Two of its peers, USAA and Nationwide, said on Monday they had received more than 12,000 claims, with the majority also for homes. The three collectively account for about 16 percent of the U.S. property insurance market.
Temperatures from 90 Fahrenheit (32 Celsius) to more than 100 F (37.7 C) were forecast from the plains to the Atlantic Coast on Tuesday and Wednesday, the Fourth of July holiday.
"Over the next few days much of the eastern third of the country will see a resurgence of the heat experienced last weekend," U.S. weather forecasters said.
The record books got a brief respite. On Monday, no temperature records were broken after 288 were set nationwide on Sunday, the National Weather Service said.
Much of the devastation to the power grid was blamed on last weekend's rare "derecho," a complex of severe thunderstorms that packed hurricane-force straight-line winds from the Midwest to the Atlantic Ocean.

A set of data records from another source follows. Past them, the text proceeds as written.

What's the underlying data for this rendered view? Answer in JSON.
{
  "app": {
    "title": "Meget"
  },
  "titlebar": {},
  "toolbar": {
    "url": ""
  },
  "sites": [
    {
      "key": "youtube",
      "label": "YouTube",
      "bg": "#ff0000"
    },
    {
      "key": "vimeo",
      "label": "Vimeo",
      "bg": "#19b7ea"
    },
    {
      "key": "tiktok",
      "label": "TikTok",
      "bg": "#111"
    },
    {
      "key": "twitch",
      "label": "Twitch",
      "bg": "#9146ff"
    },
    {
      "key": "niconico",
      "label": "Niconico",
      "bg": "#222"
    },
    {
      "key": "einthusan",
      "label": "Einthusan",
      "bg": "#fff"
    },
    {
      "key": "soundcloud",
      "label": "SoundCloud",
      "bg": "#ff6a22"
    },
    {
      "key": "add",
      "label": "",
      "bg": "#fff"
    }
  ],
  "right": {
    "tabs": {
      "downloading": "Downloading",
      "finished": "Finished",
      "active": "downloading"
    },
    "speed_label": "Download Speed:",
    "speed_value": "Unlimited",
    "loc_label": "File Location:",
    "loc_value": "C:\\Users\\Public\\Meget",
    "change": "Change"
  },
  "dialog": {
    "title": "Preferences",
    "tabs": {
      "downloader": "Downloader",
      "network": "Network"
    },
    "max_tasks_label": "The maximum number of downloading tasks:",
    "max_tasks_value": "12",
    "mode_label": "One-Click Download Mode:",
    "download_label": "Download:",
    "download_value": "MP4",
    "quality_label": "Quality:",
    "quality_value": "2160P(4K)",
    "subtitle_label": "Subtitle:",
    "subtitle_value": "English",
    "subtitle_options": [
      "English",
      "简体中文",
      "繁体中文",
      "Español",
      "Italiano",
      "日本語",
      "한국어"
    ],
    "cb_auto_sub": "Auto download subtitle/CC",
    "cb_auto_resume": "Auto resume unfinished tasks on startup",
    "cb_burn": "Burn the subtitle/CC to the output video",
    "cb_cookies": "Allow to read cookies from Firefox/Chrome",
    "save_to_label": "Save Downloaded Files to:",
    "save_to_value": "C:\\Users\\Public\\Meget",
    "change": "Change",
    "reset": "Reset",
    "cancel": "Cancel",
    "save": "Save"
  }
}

With power lines down across the region, the U.S. government told federal workers in the Washington area they could take unscheduled leave or work from home on Monday and Tuesday.